Sudan is rich in natural resources such as oil and natural gas, but the country’s business is poorly developed. About 80 percent of the country’s labor force is employed in agriculture, of which the majority are in self-sustaining cultivation, while the industry is undeveloped. The main causes of the country’s development problems have been the struggles in the southern parts (now South Sudan), the vulnerability to price fluctuations in the world market and an undeveloped infrastructure as well as drought, floods and insect infestations. Furthermore, several major development projects have been suspended as a result of civil war, corruption and bureaucratic inefficiency.
In 1999, oil started to be extracted in Sudan. The oil has attracted foreign investors to the country and also contributed to large export revenues. However, a large part of this revenue has been spent on military costs. When South Sudan became independent, Sudan got rid of 3/4 of its known oil resources.
- According to AllCityPopulation, the capital city of Sudan is Khartoum with a population of 5,830,000 (including suburbs, UN estimate 2020). Other major cities include Nyala with a population of 922,500, Port Sudan with a population of 483,500, El-Obeid with a population of 481,350, Kassala with a population of 364,000 (UN estimate 2020).
Agriculture is the country’s most important industry and accounts for 40 percent of GDP and 80 percent of employment. About 1/3 of the country’s total area is considered suitable for agriculture, but the area cultivated varies depending on fluctuating rainfall. Only the Nile’s beaches are cultivable in northern Sudan’s desert areas. The majority of the agricultural industry is engaged in self-sustaining agriculture.
Durra, which is grown mainly in the south, is the most important staple food and cotton, together with sesame seeds, is the most important export crop. Other important crops are millet, sugar cane, legumes and peanuts. The Gezira project, located between the White Nile and the Blue Nile south of Khartoum, is one of the world’s largest irrigation projects.

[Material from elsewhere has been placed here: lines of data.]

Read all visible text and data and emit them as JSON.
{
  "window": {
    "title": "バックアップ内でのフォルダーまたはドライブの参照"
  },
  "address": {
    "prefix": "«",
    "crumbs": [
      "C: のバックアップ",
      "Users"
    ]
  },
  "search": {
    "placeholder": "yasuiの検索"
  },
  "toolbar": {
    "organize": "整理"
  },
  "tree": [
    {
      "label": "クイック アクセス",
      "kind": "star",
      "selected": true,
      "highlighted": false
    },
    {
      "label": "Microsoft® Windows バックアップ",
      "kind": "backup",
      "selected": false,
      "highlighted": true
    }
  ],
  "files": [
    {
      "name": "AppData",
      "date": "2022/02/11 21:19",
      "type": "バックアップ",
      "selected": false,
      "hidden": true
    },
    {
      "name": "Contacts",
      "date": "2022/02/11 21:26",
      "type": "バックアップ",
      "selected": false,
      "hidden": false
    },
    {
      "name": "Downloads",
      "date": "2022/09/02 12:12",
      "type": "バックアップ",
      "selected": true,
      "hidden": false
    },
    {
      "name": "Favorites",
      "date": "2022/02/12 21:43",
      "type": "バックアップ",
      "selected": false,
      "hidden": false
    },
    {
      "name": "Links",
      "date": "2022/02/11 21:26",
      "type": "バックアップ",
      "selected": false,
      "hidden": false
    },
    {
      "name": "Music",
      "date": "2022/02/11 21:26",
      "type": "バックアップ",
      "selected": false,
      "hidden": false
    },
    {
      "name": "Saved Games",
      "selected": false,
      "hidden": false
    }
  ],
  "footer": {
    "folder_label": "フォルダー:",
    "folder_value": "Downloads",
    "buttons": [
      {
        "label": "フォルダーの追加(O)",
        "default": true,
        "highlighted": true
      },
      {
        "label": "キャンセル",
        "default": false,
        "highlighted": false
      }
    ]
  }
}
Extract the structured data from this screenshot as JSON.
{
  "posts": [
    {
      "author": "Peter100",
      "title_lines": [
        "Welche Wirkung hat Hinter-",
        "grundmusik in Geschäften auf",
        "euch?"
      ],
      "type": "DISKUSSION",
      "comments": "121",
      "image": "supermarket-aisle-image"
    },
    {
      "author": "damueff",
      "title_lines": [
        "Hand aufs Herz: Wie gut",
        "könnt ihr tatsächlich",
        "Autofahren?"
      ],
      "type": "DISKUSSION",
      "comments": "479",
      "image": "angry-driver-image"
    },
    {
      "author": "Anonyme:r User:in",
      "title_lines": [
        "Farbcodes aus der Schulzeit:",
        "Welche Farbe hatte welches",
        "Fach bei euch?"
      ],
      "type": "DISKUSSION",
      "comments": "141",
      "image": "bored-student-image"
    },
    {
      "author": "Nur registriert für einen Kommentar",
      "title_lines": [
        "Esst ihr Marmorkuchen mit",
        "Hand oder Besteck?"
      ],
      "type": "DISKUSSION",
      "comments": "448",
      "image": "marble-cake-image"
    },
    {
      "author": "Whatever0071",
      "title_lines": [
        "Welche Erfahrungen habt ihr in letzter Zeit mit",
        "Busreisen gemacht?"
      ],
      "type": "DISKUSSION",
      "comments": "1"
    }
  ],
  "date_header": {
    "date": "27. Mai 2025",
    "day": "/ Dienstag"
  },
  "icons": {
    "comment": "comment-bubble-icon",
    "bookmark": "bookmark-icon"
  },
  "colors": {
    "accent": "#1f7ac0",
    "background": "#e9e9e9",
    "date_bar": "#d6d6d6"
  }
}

It covers the country’s commercially most important agricultural area, of which a large proportion is leased out to foreign companies.
Livestock breeding (camels, sheep, cattle and goats) is a significant food and live animal and meat exported to the Arab countries.
The mining industry is poorly developed, but deposits have been made from oil in southwestern and central Sudan and from natural gas by the Red Sea. Gold is mined in the northeast by the Red Sea and chrome in the Ingessana Mountains at the border with Ethiopia. Furthermore, uranium deposits have been made in the west at the border with Chad and the Central African Republic. The country also has assets of plaster, iron, mica, marble and salt. Sudan began extracting oil in 1999, but it was only after the civil war in southern Sudan ended in 2005 that oil production seriously expanded. The years before the country was divided, Sudan was Africa’s sixth largest oil producer. Several foreign companies are involved in the mapping and exploitation of Sudanese oil, including China’s major interests in the oil industry. Port Sudan has been developed into the country’s oil refining center and the city is connected to the oil fields via a pipeline. How the revenue from oil extracted in South Sudan, but exported through Sudan, should be distributed is still a matter of dispute between the countries.
The commercial utilization of the existing forest is limited. Primarily, the forest is used as fuel and for the collection of rubber arabic, an important export commodity. A large part of the electricity generation comes from hydropower, the rest from thermal power plants.
The industry, which was nationalized in 1971, has suffered from inefficiencies and low capacity utilization. The manufacturing industry is concentrated in the Khartoum area, while the oil industry is mainly located in Port Sudan. The most important industries are oil-related industries and food and textile production. Private investment has been encouraged partly through the sale of state-owned enterprises and partly through the establishment of free-trade zones.
- COUNTRYAAH: Find major trading partners of Sudan, including major exports and major imports with latest trade value and market share as well as growth rate.
Sudan has for a long time had a negative trade balance. During the 1980s, the export value was just under half the import value. But thanks to oil exports, the country had surpluses in the trade balance during the 1990s. After the division in South Sudan and Sudan, the country has lost large parts of its oil exports and now gold is the most important export commodity. Similarly, the trade surplus has turned into a deficit. The United Arab Emirates and Egypt are the most important export markets. Imports mainly comprise food, industrial goods and machinery. The most important trading partners are the United Arab Emirates, Egypt and India.